Fry’s opened up its first store in Washington state. Fry’s is a strange place — sort of a department store for geeks with a large selection of stuff, prices slightly higher than mail-order, theme-based decor, and notoriously oppressive customer service. If you don’t mind the casino feel — and I mean that as in pit boss watching employees watching you — it’s one-stop shopping for discrete electronics, kitchen appliances and computer peripherals.
The grand opening received a modest amount press, though less than that of Krispy Kreme in Issaquah. I was on the way to the airport Friday evening, and hoped I could just pop in, kill some time, and then pick up my folks. Cars were backed up for three miles in each direction. When I got closer, I realized that it was because their rather large parking lot was overflowing. No way I’d get in there at 8pm on a Friday evening…
I was more successful Saturday. My father tagged along and we were going to be very disciplined, picking up just the minimum set of things needed to upgrade my wife’s computer, an AMD 850Mhz/512Mb memory. They had a $59.95 motherboard which included a 2.4Ghz Intel something CPU with it…. but there were a couple of catches. First, it needed a CPU fan, $12.95 (or $29.95 for a quiet one). Second, the memory architecture is radically different. They had 512Mb sticks for $69.99 each, so I bought one.
When you order a motherboard or any other discrete high-end components, a salesperson in the back takes your order and makes up a printout. The theory is the cashier just scans it then goes back to “the cage” to get the components. I imagine this is to cut down on theft, though it’s unclear if it’s employees or customers or both. The two problems with “the cage” approach are (1) it’s slower at checkout, mitigated by the queueing model, and (2) if you change your mind and, say, want the original, cheaper fan, they have to redo all of the paperwork at the register. (Of course, one may wonder why the “salesperson” has to write up non-discrete components.)
We eventually headed for the checkout line. People directed us along the red line maze to queue up. However, because they have 64 registers and one feed, the line moves very, very quickly. Our cashier, an inaudible guy obviously deficient on sleep, was very, very confused when we said we changed one of the items. Worse, one of the $10 impulse buys had a rebate, and he had to procure a rebate coupon for us. It took about 20 minutes to actually check out once we got to the register.

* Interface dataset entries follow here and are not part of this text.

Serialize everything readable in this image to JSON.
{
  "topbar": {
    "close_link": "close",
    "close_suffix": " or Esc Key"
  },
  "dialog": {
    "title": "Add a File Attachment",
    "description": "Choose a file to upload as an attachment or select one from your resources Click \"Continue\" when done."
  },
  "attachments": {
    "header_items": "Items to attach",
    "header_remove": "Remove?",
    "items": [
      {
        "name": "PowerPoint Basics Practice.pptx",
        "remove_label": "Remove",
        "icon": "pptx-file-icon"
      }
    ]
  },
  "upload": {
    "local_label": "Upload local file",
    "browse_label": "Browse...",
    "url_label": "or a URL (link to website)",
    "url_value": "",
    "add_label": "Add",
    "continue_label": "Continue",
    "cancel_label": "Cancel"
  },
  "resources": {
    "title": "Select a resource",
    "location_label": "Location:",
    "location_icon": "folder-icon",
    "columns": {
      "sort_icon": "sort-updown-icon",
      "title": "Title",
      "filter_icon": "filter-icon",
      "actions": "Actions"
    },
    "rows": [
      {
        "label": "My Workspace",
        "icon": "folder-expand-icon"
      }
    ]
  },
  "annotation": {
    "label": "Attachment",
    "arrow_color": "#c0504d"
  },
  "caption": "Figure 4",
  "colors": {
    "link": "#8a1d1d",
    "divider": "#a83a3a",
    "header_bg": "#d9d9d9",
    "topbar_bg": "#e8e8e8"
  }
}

We get home and start spewing machine parts all over the table as we disassemble the original computer and put in the new motherboard. I install the CPU and try to figure out how to add the cooling fan — it turns out to be the wrong kind, for an AMD chip.
|Good evening, may I see your receipt and some ID?|
After lunch, we made a second trip to test Fry’s return policies. There are four registers, each moving at a glacial pace. We wait. And wait. And wait. My dad suggests I go ahead and start shopping while he works the refund. This should be a no-brainer — everything’s in its original packaging, the purchase was made the same day, and we have a receipt even showing the error. Half an hour later, my dad reports that there was a lot of scrutinizing and eventually they gave us a Fry’s “gift certificate” for the amount purchased. (Most vendors would just credit the amount your credit card.)
While looking for fans, I ran into Jeff Few, who’s equally giddy at having a place where one can buy high output LEDs, motherboards and kitchen appliances. We talk briefly, then I hunt around for the Intel compatible fan. I see why we made the earlier mistake — everything’s randomly stored.
While I’m there, I buy another 512Mb stick, a back massager, and a portable spotlight.
I did more assembly. By now it’s almost dinner time and everything is assembled… except the connector from the on/off switch to the motherboard. It’s definitely a different kind of connector that I could either mess around with for another four hours, potentially causing a fire, or just buy a new case. Sigh… another trip.
We decided that we’re going to end up with two computers, the original one, that worked quite fine before I started futzing with it, and the new one. I scheme about using the “old” computer as a Freevo. (You see, we have a problem getting our kids into bed exactly at 8:00, meaning we typically either miss the first part of Star Trek Enterprise, or watch it later when it’s over. What we really need is the ability to do time shifting.)
I pick up a case, a third memory stick (this one was $79.99 with a $30 rebate), TV tuner, video card, and some connectors. Cha-ching!. I assemble the machine and power it on. It works fine.
After a dozen service packs and ensuing reboots, my wife’s machine is happily running Windows 2000. I’ve spent about $800 this weekend on:
- Motherboard and CPU
- CPU Fan
- Computer case
- Three 512Mb PC2700 memory sticks
- Back massager
- 200 Gb hard disk
- 2 power splitters
- Video card (with TV out)
- TV tuner card
not including the $150 in various rebate coupons that have to be received by the vendor in two weeks.
My freevo project is still in the works. I’ve installed Redhat 9, but am having problems with the network card, which will eventually be replaced with a wireless network card so I won’t have to run ethernet under the floor. Stay tuned…